Machines 11 01086 g005
Figure 6. Comparison of the Tsai–Wu and Tsai–Hill models with the build orientation data.
Figure 6. Comparison of the Tsai–Wu and Tsai–Hill models with the build orientation data.
Machines 11 01086 g006
Figure 7. (ae) Comparison between FEM results and experimental test data of 3D printed specimens for various orientations.
Figure 7. (ae) Comparison between FEM results and experimental test data of 3D printed specimens for various orientations.
Machines 11 01086 g007
Figure 8. Comparison between FEM results and experimental test data of 3D printed specimens during tensile test for (a) θ = 0° and (b) θ = 90°.
Figure 8. Comparison between FEM results and experimental test data of 3D printed specimens during tensile test for (a) θ = 0° and (b) θ = 90°.
Machines 11 01086 g008
Table 1. Physico-chemical properties of PLA filament (Adapted from manufacturer datasheet).
Table 1. Physico-chemical properties of PLA filament (Adapted from manufacturer datasheet).
PropertiesTypical Value
Material density1.24 g/cm3
Diameter (tolerance)1.75 mm (±0.01 mm)
Glass transition temperature72 °C
Crystallization temperature103 °C
Melting temperature158 °C
Table 2. Quasi-static tensile behavior of specimens cut from vertical walls printed for various orientations.
Table 2. Quasi-static tensile behavior of specimens cut from vertical walls printed for various orientations.
OrientationE (GPa)Yield Strength (MPa) ε f (mm/mm)
0.6 ± 0.05220 ± 1.150.11 ± 0.019
30°0.7 ± 0.04625 ± 1.050.15 ± 0.014
45°0.9 ± 0.05030 ± 1.090.17 ± 0.017
60°1.0 ± 0.05450 ± 1.170.35 ± 0.022
90°1.1 ± 0.04865 ± 1.060.6 ± 0.21
Disclaimer/Publisher’s Note: The statements, opinions and data contained in all publications are solely those of the individual author(s) and contributor(s) and not of MDPI and/or the editor(s). MDPI and/or the editor(s) disclaim responsibility for any injury to people or property resulting from any ideas, methods, instructions or products referred to in the content.

Share and Cite

MDPI and ACS Style

Vanaei, S.; Rastak, M.; El Magri, A.; Vanaei, H.R.; Raissi, K.; Tcharkhtchi, A. Orientation-Dependent Mechanical Behavior of 3D Printed Polylactic Acid Parts: An Experimental–Numerical Study.
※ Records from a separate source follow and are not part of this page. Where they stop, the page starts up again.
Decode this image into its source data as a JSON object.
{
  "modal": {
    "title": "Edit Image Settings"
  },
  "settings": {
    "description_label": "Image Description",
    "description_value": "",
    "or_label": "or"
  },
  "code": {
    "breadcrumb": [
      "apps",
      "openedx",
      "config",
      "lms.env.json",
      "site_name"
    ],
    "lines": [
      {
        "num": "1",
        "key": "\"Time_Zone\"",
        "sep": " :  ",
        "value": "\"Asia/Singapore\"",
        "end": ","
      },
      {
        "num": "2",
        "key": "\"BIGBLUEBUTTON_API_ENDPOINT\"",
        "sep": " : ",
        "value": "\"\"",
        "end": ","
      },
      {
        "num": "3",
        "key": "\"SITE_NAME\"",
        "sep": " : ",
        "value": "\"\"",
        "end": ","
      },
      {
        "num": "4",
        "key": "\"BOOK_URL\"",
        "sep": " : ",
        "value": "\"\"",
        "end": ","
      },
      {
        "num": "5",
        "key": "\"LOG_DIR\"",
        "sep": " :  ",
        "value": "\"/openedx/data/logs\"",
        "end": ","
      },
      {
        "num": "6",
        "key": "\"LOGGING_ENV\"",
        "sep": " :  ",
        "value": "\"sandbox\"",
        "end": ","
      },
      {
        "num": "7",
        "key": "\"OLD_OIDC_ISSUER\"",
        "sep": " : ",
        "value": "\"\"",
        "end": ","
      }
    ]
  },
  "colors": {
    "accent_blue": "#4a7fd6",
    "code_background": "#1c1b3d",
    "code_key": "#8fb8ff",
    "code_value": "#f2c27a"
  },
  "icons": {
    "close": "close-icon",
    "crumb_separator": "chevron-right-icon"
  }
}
Machines 2023, 11, 1086.

AMA Style

Vanaei S, Rastak M, El Magri A, Vanaei HR, Raissi K, Tcharkhtchi A. Orientation-Dependent Mechanical Behavior of 3D Printed Polylactic Acid Parts: An Experimental–Numerical Study. Machines. 2023; 11(12):1086.

Chicago/Turabian Style
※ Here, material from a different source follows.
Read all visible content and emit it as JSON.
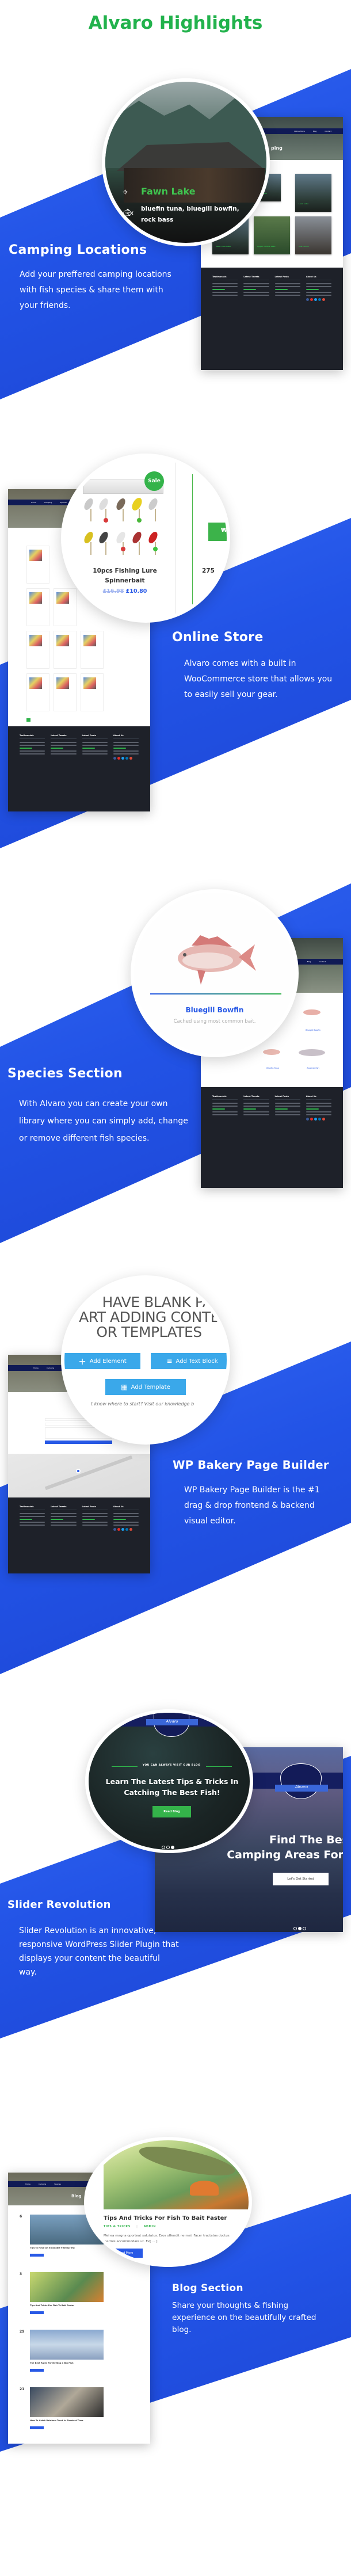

Vanaei, Saeedeh, Mohammadali Rastak, Anouar El Magri, Hamid Reza Vanaei, Kaddour Raissi, and Abbas Tcharkhtchi. 2023. "Orientation-Dependent Mechanical Behavior of 3D Printed Polylactic Acid Parts: An Experimental–Numerical Study" Machines 11, no. 12: 1086.

Note that from the first issue of 2016, this journal uses article numbers instead of page numbers. See further details here.

Article Metrics

Back to TopTop